Q. So from 1st of July 2013, they cannot take fees from investment, but must charge an hourly rate. Is that correct?
Not quite. They cannot take a commission from an investment, they’ll be able to take commissions from personal advice insurance, which is a different sort of product. They will not be able to take a commission from investment.
Their charging mechanisms will be up to them as to how they charge obviously. It may not necessarily be an hourly rate, it might be a flat fee. It might be an asset-based fee depending on the structure of their business. That fee, even if it comes out of what’s called a platform, has to be totally transparent and has to be agreed to by the client. It’s a much better way of operating than what it’s been in the past.
Q. Mark you just mentioned a ' platform ' - could you explain what it is?
A platform is an administrative service that captures all the information from various product
providers and consolidates that information into one report that is provided to consumers.
Q. How did payment by commission work in the past? What is the difference?
Many advisors have already moved on from commissions. The key difference is that in the past some Financial Planners got paid through a commission which was traditionally embedded into the product. It could not be unbundled out of that product.
That commission whilst it was always disclosed, wasn’t transparent in terms of ongoing reporting. The client had no control over it, so the client couldn’t say, “I don’t want to get advice anymore, so I don’t want you to get this commission".
This new system means that whatever the Financial Planner will be charging is totally transparent, and more importantly, consumers have control over that. In other words, they can turn it off at any time if they no longer get advice.
Q. Is there anything else somebody seeing a Financial Planner for the first time might need to know, Mark?
I think a good test is that the Financial Planner should be asking you questions, not the other way around.
By all means, you should feel free to ask as many questions as you want, but the core of financial planning is really understanding you, the client, understanding what your circumstances and trying to build a plan to take you forward from where you are today to get you to where you want to be in the future.
By definition, you can’t necessarily jump into solution mode too early.
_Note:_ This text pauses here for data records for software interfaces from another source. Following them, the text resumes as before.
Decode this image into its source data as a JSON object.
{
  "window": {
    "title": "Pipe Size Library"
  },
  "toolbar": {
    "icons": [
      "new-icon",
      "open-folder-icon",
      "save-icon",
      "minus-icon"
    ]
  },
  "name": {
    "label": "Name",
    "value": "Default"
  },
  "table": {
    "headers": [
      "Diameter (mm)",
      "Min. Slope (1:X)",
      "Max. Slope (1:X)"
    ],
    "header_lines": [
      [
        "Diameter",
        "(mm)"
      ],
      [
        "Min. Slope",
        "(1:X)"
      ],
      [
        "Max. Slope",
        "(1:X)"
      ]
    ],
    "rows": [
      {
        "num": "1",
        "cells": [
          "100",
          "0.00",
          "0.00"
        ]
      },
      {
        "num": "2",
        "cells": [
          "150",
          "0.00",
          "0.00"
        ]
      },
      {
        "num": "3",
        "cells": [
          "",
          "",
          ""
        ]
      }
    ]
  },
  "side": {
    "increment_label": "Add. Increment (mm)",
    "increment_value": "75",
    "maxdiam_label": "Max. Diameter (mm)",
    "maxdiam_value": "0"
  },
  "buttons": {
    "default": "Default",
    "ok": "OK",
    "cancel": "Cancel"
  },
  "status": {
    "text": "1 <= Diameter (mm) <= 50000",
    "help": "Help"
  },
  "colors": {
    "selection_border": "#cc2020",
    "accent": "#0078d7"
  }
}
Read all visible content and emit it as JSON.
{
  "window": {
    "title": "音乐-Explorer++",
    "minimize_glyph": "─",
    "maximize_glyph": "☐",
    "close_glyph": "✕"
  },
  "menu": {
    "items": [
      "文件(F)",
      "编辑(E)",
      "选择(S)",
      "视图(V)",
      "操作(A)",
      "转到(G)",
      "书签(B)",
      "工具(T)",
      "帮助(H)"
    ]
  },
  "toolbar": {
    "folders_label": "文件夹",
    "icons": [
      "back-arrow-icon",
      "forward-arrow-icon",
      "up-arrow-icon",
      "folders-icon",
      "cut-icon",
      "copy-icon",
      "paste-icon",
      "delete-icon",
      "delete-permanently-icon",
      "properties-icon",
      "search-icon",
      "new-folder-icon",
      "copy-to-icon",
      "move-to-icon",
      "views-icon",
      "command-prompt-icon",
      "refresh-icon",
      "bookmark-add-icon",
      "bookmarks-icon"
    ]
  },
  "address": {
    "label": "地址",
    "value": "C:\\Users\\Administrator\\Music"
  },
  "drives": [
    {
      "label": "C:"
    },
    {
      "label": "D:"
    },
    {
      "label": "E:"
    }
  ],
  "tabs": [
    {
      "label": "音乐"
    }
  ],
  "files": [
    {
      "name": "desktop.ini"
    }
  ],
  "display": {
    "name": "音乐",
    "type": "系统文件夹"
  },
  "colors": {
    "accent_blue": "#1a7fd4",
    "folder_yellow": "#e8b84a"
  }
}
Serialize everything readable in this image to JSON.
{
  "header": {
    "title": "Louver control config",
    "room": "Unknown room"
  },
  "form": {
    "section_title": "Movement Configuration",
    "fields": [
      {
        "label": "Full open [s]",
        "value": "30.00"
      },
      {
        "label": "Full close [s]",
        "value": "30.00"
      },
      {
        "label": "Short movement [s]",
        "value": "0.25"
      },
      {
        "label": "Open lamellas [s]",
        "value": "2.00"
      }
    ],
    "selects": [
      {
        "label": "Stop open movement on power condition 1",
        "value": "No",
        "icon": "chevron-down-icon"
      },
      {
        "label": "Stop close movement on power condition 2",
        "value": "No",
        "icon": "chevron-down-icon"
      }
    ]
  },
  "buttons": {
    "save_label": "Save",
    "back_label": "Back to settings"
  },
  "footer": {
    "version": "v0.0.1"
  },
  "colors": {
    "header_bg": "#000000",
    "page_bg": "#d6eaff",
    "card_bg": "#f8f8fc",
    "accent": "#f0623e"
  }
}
If somebody is jumping into solution mode too early and trying to sell you a product, without really understanding your circumstances - that should be a red flag.
Particularly those people who are going through divorce, it’s an extraordinarily difficult time, I’ve been through it myself.
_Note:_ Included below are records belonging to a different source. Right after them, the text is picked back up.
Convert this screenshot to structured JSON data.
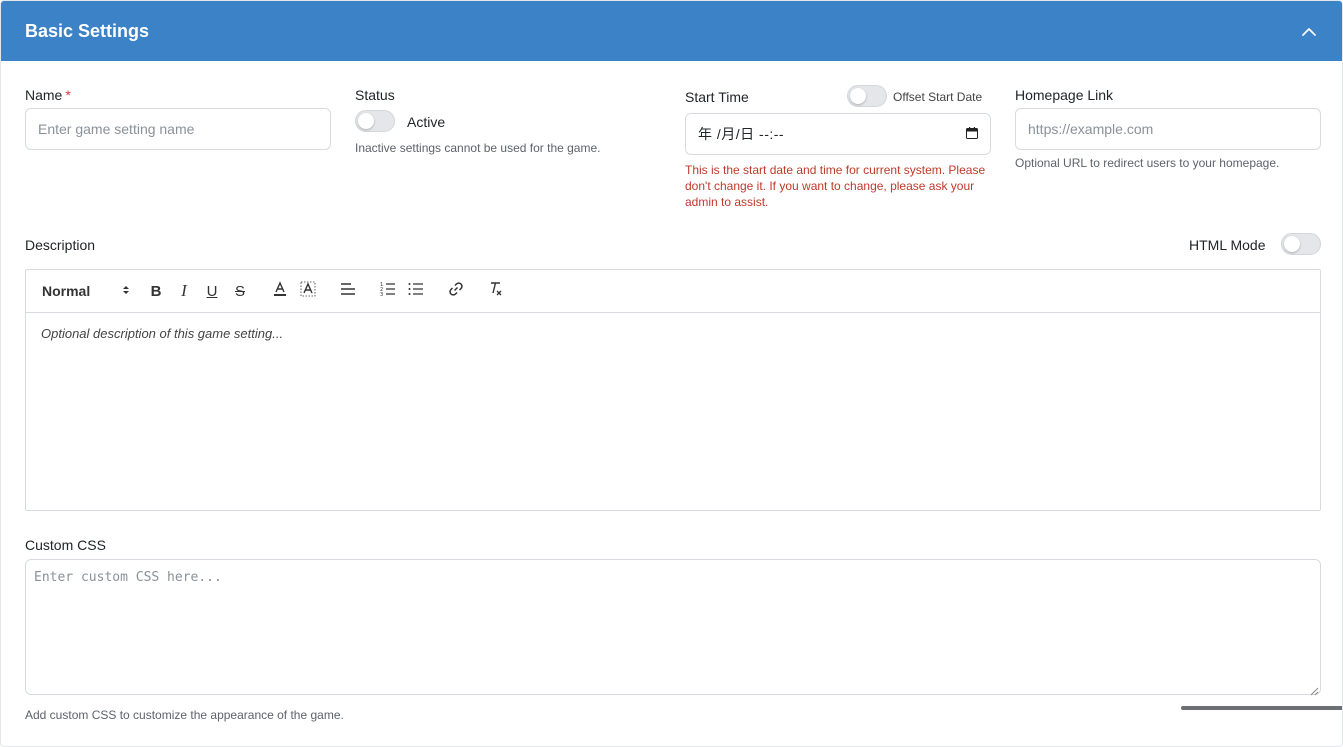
{
  "panel": {
    "title": "Basic Settings",
    "collapse_icon": "chevron-up-icon"
  },
  "name_field": {
    "label": "Name",
    "required_mark": "*",
    "placeholder": "Enter game setting name",
    "value": ""
  },
  "status": {
    "label": "Status",
    "toggle_label": "Active",
    "enabled": false,
    "help": "Inactive settings cannot be used for the game."
  },
  "start_time": {
    "label": "Start Time",
    "offset_label": "Offset Start Date",
    "offset_enabled": false,
    "value": "年 /月/日 --:--",
    "calendar_icon": "calendar-icon",
    "warning": "This is the start date and time for current system. Please don't change it. If you want to change, please ask your admin to assist."
  },
  "homepage": {
    "label": "Homepage Link",
    "placeholder": "https://example.com",
    "value": "",
    "help": "Optional URL to redirect users to your homepage."
  },
  "description": {
    "label": "Description",
    "html_mode_label": "HTML Mode",
    "html_mode_enabled": false,
    "toolbar": {
      "format_select": "Normal",
      "bold": "B",
      "italic": "I",
      "underline": "U",
      "strike": "S",
      "color_icon": "text-color-icon",
      "background_icon": "background-color-icon",
      "align_icon": "align-left-icon",
      "ordered_list_icon": "ordered-list-icon",
      "bullet_list_icon": "bullet-list-icon",
      "link_icon": "link-icon",
      "clean_icon": "clear-format-icon"
    },
    "placeholder": "Optional description of this game setting..."
  },
  "custom_css": {
    "label": "Custom CSS",
    "placeholder": "Enter custom CSS here...",
    "value": "",
    "help": "Add custom CSS to customize the appearance of the game."
  },
  "colors": {
    "header": "#3b82c6",
    "required": "#dc3545",
    "warning": "#c0392b"
  }
}
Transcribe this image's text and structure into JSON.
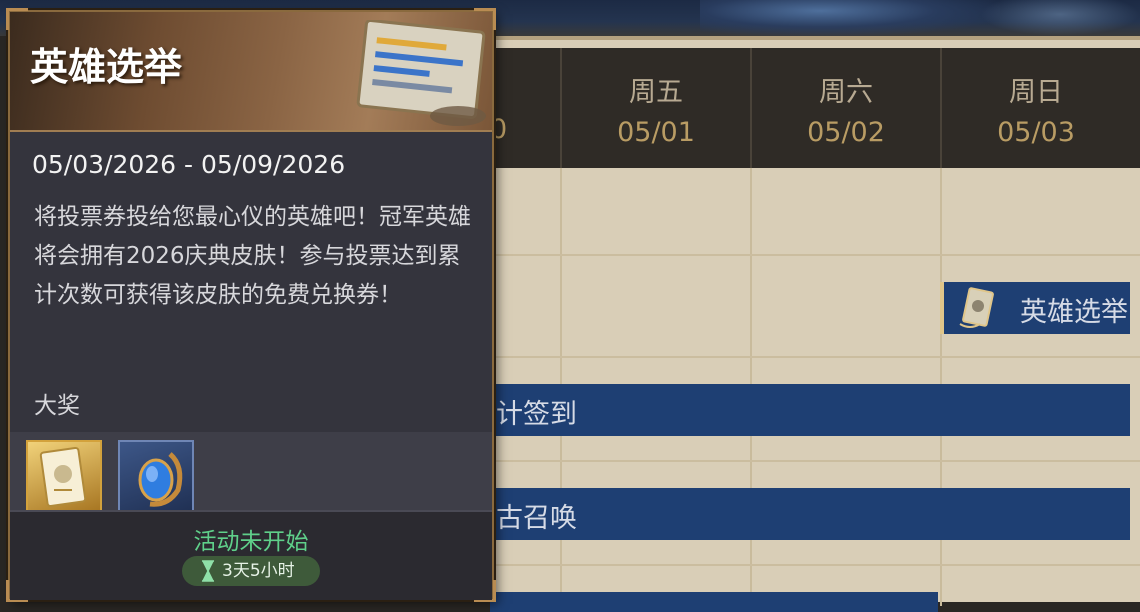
{
  "calendar": {
    "days": [
      {
        "name": "周五",
        "date": "05/01"
      },
      {
        "name": "周六",
        "date": "05/02"
      },
      {
        "name": "周日",
        "date": "05/03"
      }
    ],
    "partial_date": "0",
    "events": {
      "hero": "英雄选举",
      "sign": "计签到",
      "summon": "古召唤"
    }
  },
  "popup": {
    "title": "英雄选举",
    "date_range": "05/03/2026 - 05/09/2026",
    "description": "将投票券投给您最心仪的英雄吧！冠军英雄将会拥有2026庆典皮肤！参与投票达到累计次数可获得该皮肤的免费兑换券！",
    "prize_label": "大奖",
    "prizes": [
      {
        "icon": "voting-ticket-icon"
      },
      {
        "icon": "blue-gem-icon"
      }
    ],
    "status": "活动未开始",
    "timer_icon": "hourglass-icon",
    "timer": "3天5小时",
    "colors": {
      "status": "#5fd08a",
      "event_bar": "#1e3f73",
      "frame": "#8a6a3e"
    }
  }
}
Sometimes you don’t always make the best decisions when you’re under that sort of pressure. You need a little bit of help to navigate your way through that. It’s great to have another pair of eyes and ears and a mind on your circumstances that isn’t involved in the emotional turmoil that you’re going through.
I think there’s real benefit in seeing a Financial Planner at this time. Just as you need a panel of advisors, whether it be a lawyer at the time, and maybe an accountant to help you navigate your way through that time. A Financial Planner can sort of sit back, look at your overall circumstances, think about where you’ve been, where you are now, and where you want to be in the future, and help build a plan. I think that’s the real benefit of what a Financial Planner can do, particularly during a very difficult time.
Q. That’s actually a good point to make. When someone is going through a divorce, at what point should they see a Financial Planner - at the end of a property settlement or through the whole process?
My strong advice would be through the whole process.
I think the earlier you get a professional engaged in the process, the better off you are because you don’t want to be making a decision that you can’t undo.
Particularly going through a divorce, there’s some massive decisions to be made, some of the biggest decisions you’ll make in your life.
The more advice you can get , the better off you’re going to be. The earlier you get that advice, the more chance you’ve got of making the right decisions.
Q. Mark thank you so much for your time today, I do appreciate it. Thank you.
My pleasure, thank you so much Carolyn.